Tejas Narechania, the faculty director for the Berkeley Center for Law & Technology, says that the FTC’s creation of this new office represents a positive step. “I think it’s a really good development,” he says. “It reflects a growing institutional capacity within the executive branch and within our agencies.”
“The FTC has been operating in this space for a while,” he adds. “It has done quite a bit with data privacy, and it has sometimes been criticized for not really fully understanding the technology, or the development of the technology, that has undergirded some of the industries that it is charged with overseeing and regulating.” (The agency has faced other challenges too.)
One of the ways the people working for the new office will be able to help internally at the FTC, Nguyen says, is to function as in-house subject matter experts and conduct new research. She says they’ll tackle issues like “shifts in digital advertising, to help the FTC understand implications of privacy, competition, and consumer protection, or dissecting claims made about AI-powered products and assessing whether it’s snake oil.”
Having in-house expertise will help them approach tech questions more independently, Narechania speculates. The FTC will “be able to bring its own knowledge to bear on these questions, rather than relying on the very entities it’s supposed to be scrutinizing for information,” he reflects. “To have that independent capacity for evaluation is really important.”

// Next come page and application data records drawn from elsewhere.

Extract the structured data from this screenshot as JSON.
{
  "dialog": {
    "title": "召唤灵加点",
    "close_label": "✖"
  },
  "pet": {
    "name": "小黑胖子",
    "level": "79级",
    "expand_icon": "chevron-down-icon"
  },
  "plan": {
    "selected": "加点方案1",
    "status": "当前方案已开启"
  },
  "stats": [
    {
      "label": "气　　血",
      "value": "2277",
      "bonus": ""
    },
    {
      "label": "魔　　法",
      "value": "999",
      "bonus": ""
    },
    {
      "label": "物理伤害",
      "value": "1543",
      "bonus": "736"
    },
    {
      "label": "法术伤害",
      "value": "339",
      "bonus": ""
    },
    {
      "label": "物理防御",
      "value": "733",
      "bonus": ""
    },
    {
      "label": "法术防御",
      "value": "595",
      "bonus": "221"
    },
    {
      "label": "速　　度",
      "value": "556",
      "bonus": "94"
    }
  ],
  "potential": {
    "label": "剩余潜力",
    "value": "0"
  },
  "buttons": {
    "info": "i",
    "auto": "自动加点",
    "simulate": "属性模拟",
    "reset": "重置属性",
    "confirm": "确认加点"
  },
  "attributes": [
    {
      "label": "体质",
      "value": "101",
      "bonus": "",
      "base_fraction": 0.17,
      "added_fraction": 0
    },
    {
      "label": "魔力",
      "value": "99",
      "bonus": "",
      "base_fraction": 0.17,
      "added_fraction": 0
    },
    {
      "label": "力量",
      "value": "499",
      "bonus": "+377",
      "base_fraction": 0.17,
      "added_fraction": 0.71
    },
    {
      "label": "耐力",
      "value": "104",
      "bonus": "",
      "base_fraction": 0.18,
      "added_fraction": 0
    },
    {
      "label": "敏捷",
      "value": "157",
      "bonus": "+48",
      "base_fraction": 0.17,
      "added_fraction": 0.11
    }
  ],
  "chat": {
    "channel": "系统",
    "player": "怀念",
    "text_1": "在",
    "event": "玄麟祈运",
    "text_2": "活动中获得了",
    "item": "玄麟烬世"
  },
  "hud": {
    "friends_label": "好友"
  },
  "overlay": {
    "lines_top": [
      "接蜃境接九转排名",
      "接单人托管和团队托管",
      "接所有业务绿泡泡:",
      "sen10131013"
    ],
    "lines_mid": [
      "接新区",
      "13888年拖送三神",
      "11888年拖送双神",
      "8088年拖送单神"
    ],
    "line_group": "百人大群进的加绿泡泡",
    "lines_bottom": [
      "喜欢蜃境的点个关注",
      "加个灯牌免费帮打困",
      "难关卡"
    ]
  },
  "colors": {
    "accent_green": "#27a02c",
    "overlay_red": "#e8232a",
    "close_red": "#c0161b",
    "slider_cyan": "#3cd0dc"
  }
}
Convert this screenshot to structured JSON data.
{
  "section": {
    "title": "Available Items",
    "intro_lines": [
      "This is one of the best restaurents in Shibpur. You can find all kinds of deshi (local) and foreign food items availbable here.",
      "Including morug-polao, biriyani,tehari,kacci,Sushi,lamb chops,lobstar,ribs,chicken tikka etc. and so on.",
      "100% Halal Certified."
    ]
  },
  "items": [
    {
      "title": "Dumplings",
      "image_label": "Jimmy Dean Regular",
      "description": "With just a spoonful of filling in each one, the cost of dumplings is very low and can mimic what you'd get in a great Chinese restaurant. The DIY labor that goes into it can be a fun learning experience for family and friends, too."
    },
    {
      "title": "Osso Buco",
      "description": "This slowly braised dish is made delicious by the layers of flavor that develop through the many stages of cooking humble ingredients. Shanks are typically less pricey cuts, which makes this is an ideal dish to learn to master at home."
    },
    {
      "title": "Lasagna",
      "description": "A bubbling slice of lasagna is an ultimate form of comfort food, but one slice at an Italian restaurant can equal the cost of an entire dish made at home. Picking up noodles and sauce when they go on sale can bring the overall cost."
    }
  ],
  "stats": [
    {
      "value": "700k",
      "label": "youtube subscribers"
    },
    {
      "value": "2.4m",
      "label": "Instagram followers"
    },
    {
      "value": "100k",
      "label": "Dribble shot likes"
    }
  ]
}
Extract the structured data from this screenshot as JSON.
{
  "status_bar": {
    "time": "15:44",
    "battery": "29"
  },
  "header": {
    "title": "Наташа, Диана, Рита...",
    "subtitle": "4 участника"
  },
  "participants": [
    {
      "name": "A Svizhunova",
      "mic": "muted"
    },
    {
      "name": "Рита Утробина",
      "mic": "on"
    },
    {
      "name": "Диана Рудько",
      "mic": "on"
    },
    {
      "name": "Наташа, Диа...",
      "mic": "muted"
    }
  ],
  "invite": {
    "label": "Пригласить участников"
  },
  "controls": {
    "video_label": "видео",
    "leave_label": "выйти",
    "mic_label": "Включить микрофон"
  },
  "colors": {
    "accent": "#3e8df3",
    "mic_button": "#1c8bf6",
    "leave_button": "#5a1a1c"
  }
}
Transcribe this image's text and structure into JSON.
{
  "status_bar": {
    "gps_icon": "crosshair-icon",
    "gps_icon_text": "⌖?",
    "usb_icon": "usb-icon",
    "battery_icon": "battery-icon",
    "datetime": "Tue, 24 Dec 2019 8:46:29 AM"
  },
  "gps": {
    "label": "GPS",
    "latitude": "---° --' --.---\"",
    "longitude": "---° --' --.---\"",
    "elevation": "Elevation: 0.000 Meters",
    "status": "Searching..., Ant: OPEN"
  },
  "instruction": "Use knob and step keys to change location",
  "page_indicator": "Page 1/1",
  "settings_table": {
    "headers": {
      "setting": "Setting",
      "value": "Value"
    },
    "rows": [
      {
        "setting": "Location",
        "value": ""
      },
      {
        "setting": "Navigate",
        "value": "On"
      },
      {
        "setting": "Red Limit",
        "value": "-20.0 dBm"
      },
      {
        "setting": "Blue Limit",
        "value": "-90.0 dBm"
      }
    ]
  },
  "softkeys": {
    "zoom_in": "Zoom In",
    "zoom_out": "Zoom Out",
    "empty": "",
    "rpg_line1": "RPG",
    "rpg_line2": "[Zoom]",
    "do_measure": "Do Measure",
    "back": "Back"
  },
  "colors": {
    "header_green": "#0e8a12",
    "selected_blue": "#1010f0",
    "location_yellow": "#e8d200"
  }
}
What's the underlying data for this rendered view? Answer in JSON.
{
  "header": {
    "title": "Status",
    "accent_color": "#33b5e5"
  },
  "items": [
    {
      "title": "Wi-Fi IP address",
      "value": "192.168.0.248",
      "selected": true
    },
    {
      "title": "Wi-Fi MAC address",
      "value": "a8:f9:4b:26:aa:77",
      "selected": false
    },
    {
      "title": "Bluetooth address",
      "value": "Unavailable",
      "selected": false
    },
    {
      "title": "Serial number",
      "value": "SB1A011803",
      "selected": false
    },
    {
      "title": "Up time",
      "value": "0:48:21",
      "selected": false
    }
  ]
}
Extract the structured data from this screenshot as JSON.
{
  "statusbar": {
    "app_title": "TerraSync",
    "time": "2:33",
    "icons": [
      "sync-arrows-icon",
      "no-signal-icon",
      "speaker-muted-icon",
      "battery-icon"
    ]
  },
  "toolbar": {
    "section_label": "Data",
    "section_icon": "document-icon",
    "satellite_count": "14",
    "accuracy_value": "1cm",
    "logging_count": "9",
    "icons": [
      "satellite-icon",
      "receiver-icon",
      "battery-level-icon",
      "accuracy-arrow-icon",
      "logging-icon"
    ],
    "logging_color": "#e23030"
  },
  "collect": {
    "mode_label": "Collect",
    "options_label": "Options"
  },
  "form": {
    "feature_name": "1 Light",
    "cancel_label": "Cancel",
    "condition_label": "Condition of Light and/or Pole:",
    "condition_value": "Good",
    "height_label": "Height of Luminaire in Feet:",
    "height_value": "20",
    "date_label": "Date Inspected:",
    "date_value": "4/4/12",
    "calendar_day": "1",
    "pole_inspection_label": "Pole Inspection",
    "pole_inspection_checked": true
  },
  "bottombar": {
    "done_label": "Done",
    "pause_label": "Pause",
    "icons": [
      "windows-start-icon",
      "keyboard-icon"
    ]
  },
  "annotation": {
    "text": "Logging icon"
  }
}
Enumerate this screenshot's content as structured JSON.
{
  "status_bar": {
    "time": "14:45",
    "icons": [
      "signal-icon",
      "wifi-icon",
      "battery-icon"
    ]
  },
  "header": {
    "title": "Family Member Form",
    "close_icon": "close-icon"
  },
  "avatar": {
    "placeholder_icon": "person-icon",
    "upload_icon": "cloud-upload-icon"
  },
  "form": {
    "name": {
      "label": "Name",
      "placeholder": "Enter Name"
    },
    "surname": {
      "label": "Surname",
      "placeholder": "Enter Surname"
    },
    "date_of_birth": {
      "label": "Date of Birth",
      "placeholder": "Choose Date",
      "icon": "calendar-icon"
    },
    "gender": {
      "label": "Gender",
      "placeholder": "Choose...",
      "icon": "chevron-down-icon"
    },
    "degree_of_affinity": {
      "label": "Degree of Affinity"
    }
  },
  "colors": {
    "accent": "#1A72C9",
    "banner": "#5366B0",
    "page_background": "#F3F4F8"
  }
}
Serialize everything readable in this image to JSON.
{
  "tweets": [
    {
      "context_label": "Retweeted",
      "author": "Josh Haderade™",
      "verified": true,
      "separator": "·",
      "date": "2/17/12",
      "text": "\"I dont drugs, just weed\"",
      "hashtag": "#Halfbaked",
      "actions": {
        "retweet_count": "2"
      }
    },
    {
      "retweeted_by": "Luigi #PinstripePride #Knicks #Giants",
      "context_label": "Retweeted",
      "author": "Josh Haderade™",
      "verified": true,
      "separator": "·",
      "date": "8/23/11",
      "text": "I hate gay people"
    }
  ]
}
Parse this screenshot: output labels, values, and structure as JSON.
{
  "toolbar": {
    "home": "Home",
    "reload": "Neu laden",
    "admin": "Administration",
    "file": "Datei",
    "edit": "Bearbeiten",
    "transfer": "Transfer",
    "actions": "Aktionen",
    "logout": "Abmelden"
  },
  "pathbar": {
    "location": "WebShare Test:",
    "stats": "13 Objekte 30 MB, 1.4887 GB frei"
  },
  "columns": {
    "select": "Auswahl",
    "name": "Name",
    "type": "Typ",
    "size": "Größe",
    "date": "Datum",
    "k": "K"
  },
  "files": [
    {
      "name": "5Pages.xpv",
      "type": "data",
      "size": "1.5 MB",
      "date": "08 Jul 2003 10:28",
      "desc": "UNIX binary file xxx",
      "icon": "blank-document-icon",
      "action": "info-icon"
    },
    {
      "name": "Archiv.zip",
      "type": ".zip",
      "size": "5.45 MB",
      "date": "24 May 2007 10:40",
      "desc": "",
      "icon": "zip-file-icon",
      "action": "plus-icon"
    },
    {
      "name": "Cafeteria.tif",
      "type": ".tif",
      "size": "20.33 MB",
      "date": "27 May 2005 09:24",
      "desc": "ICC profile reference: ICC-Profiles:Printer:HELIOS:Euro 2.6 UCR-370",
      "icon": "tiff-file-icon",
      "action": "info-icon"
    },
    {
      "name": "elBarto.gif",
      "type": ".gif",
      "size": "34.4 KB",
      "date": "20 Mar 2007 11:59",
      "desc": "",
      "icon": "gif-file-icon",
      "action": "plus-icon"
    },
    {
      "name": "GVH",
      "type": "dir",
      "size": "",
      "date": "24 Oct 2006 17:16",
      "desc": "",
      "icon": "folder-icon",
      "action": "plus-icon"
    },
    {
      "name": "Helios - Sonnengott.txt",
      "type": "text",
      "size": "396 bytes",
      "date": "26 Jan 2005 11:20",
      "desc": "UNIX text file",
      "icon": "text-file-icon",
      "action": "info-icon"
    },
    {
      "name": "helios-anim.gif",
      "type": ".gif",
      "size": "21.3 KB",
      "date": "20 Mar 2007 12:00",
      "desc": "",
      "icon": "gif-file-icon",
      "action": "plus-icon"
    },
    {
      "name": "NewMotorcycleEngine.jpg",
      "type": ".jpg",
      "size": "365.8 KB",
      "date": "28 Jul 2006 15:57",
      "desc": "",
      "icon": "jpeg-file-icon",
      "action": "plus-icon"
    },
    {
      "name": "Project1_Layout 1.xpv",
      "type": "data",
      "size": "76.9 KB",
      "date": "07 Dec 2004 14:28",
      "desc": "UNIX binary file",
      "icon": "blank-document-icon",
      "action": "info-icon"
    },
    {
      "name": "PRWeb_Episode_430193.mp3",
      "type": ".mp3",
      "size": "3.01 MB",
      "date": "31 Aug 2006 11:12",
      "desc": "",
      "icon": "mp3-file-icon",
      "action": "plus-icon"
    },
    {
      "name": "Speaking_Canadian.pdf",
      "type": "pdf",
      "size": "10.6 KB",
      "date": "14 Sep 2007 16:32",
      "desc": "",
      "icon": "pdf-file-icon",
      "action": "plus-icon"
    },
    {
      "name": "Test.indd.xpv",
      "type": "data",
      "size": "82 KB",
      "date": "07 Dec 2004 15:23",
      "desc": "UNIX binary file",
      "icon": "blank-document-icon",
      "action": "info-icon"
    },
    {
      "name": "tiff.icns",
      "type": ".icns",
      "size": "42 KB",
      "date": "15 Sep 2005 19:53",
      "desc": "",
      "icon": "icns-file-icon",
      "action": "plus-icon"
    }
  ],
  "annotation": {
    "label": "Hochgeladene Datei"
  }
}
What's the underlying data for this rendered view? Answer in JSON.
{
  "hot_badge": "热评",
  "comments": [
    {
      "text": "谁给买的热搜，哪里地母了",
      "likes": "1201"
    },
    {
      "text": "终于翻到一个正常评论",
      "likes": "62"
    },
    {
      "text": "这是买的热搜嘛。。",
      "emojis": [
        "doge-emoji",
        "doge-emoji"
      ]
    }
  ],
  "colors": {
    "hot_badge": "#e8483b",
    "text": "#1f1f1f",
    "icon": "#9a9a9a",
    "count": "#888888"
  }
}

For Nguyen, she says the big-picture goal of the new office is that they are “here to strengthen the agency’s ability to be knowledgeable and take action on tech changes that impact the public.”